Personnel changes and various ups and downs during the last 36 years has meant that Quiet Riot have struggled for an identity for some time. Just when things appeared to be getting back on track, vocalist James Durbin leaves the band as soon as the album was delivered, handing the reins back to former vocalist Jizzy Pearl.
Even though it's the end of another chapter in the Quiet Riot story, it's largely business as usual. There's classic rock riffs galore and soaring melodies aplenty. The band hang on to the arena sound they are known for with tracks like Don't Call It Love and In The Blood. From there on the album overflows with arena ready tracks like Hellbender and Change or Die. Durbin manages to fill the big shoes of Kevin DuBrow on the album or at least feels more comfortable wearing them. The energy and the synergy of the band feels like a welcome return to form. However, the departure of Durbin and the announcement that drummer Frankie Banali is ill, make Hollywood Cowboys feel like another full stop in the band's long career.

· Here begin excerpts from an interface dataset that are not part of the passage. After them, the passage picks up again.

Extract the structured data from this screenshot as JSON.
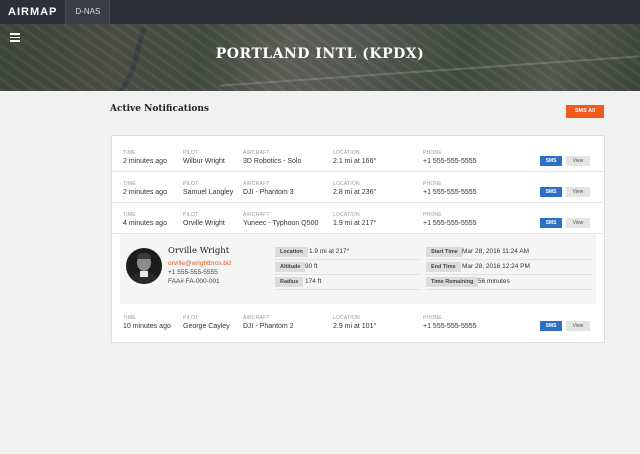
{
  "header": {
    "logo": "AIRMAP",
    "nav_tab": "D-NAS"
  },
  "hero": {
    "title": "PORTLAND INTL (KPDX)"
  },
  "section": {
    "title": "Active Notifications",
    "sms_all_label": "SMS All"
  },
  "columns": {
    "time": "TIME",
    "pilot": "PILOT",
    "aircraft": "AIRCRAFT",
    "location": "LOCATION",
    "phone": "PHONE"
  },
  "buttons": {
    "sms": "SMS",
    "view": "View"
  },
  "rows": [
    {
      "time": "2 minutes ago",
      "pilot": "Wilbur Wright",
      "aircraft": "3D Robotics - Solo",
      "location": "2.1 mi at 166°",
      "phone": "+1 555-555-5555"
    },
    {
      "time": "2 minutes ago",
      "pilot": "Samuel Langley",
      "aircraft": "DJI - Phantom 3",
      "location": "2.8 mi at 236°",
      "phone": "+1 555-555-5555"
    },
    {
      "time": "4 minutes ago",
      "pilot": "Orville Wright",
      "aircraft": "Yuneec - Typhoon Q500",
      "location": "1.9 mi at 217°",
      "phone": "+1 555-555-5555"
    },
    {
      "time": "10 minutes ago",
      "pilot": "George Cayley",
      "aircraft": "DJI - Phantom 2",
      "location": "2.9 mi at 101°",
      "phone": "+1 555-555-5555"
    }
  ],
  "detail": {
    "name": "Orville Wright",
    "email": "orville@wrightbros.biz",
    "phone": "+1 555-555-5555",
    "faa": "FAA# FA-000-001",
    "location_label": "Location",
    "location": "1.9 mi at 217°",
    "altitude_label": "Altitude",
    "altitude": "90 ft",
    "radius_label": "Radius",
    "radius": "174 ft",
    "start_label": "Start Time",
    "start": "Mar 28, 2016 11:24 AM",
    "end_label": "End Time",
    "end": "Mar 28, 2016 12:24 PM",
    "remaining_label": "Time Remaining",
    "remaining": "56 minutes"
  }
}
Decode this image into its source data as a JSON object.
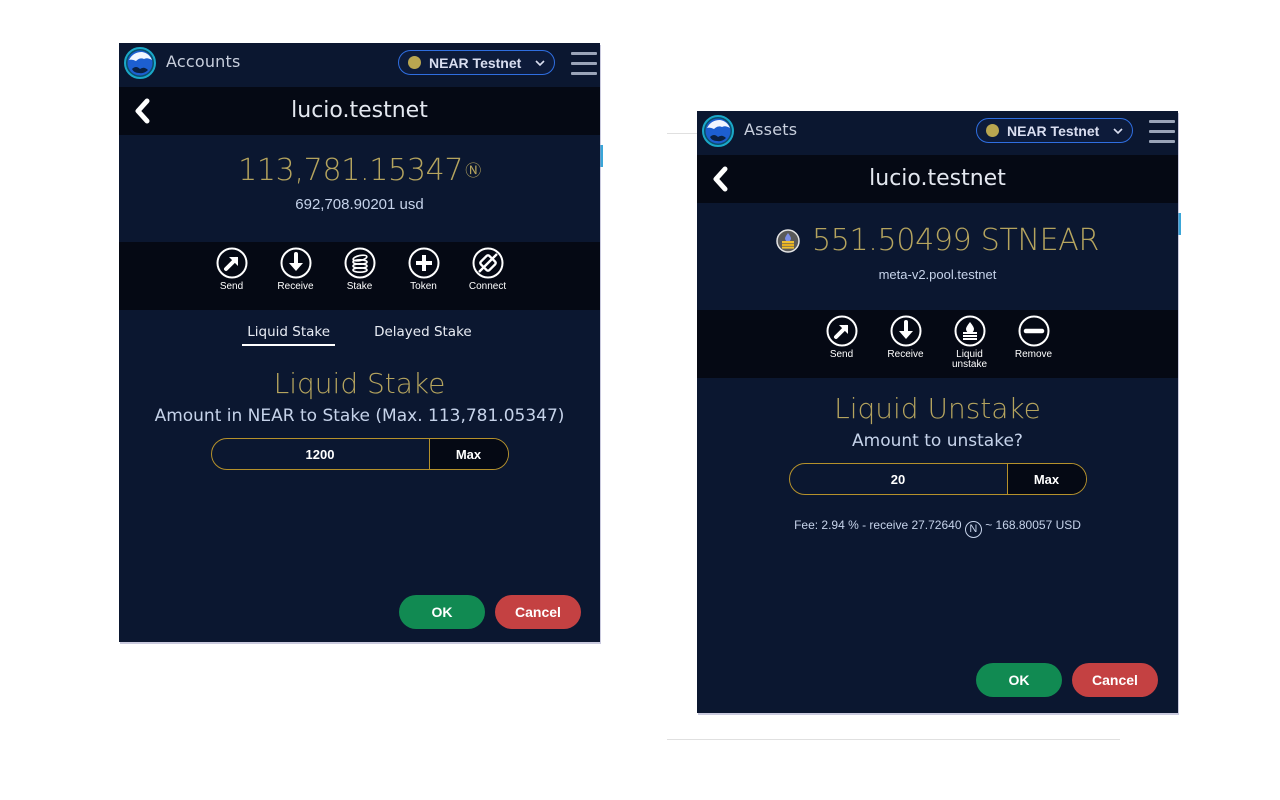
{
  "colors": {
    "panel_bg": "#0b1730",
    "bar_bg": "#050914",
    "gold": "#b5a45e",
    "ok": "#118a52",
    "cancel": "#c44142",
    "network_border": "#2f6ee0",
    "network_dot": "#b9a650"
  },
  "left_panel": {
    "section_title": "Accounts",
    "network": {
      "label": "NEAR Testnet",
      "icon": "chevron-down-icon"
    },
    "account_name": "lucio.testnet",
    "balance": {
      "amount": "113,781.15347",
      "symbol": "Ⓝ",
      "usd": "692,708.90201 usd"
    },
    "actions": [
      {
        "label": "Send",
        "icon": "send-arrow-icon"
      },
      {
        "label": "Receive",
        "icon": "receive-arrow-icon"
      },
      {
        "label": "Stake",
        "icon": "stake-coins-icon"
      },
      {
        "label": "Token",
        "icon": "plus-icon"
      },
      {
        "label": "Connect",
        "icon": "connect-plug-icon"
      }
    ],
    "tabs": [
      {
        "label": "Liquid Stake",
        "active": true
      },
      {
        "label": "Delayed Stake",
        "active": false
      }
    ],
    "form": {
      "title": "Liquid Stake",
      "subtitle": "Amount in NEAR to Stake (Max. 113,781.05347)",
      "amount_value": "1200",
      "max_label": "Max"
    },
    "ok_label": "OK",
    "cancel_label": "Cancel"
  },
  "right_panel": {
    "section_title": "Assets",
    "network": {
      "label": "NEAR Testnet",
      "icon": "chevron-down-icon"
    },
    "account_name": "lucio.testnet",
    "token": {
      "amount": "551.50499 STNEAR",
      "contract": "meta-v2.pool.testnet",
      "icon": "stnear-token-icon"
    },
    "actions": [
      {
        "label": "Send",
        "icon": "send-arrow-icon"
      },
      {
        "label": "Receive",
        "icon": "receive-arrow-icon"
      },
      {
        "label": "Liquid unstake",
        "icon": "liquid-unstake-icon"
      },
      {
        "label": "Remove",
        "icon": "minus-icon"
      }
    ],
    "form": {
      "title": "Liquid Unstake",
      "subtitle": "Amount to unstake?",
      "amount_value": "20",
      "max_label": "Max",
      "fee_prefix": "Fee: 2.94 % - receive 27.72640",
      "fee_symbol": "N",
      "fee_suffix": "~ 168.80057 USD"
    },
    "ok_label": "OK",
    "cancel_label": "Cancel"
  }
}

Whatever the future holds, Quiet Riot are one of those bands that will always exist to deliver solid, melodic rock, no matter who is in the band.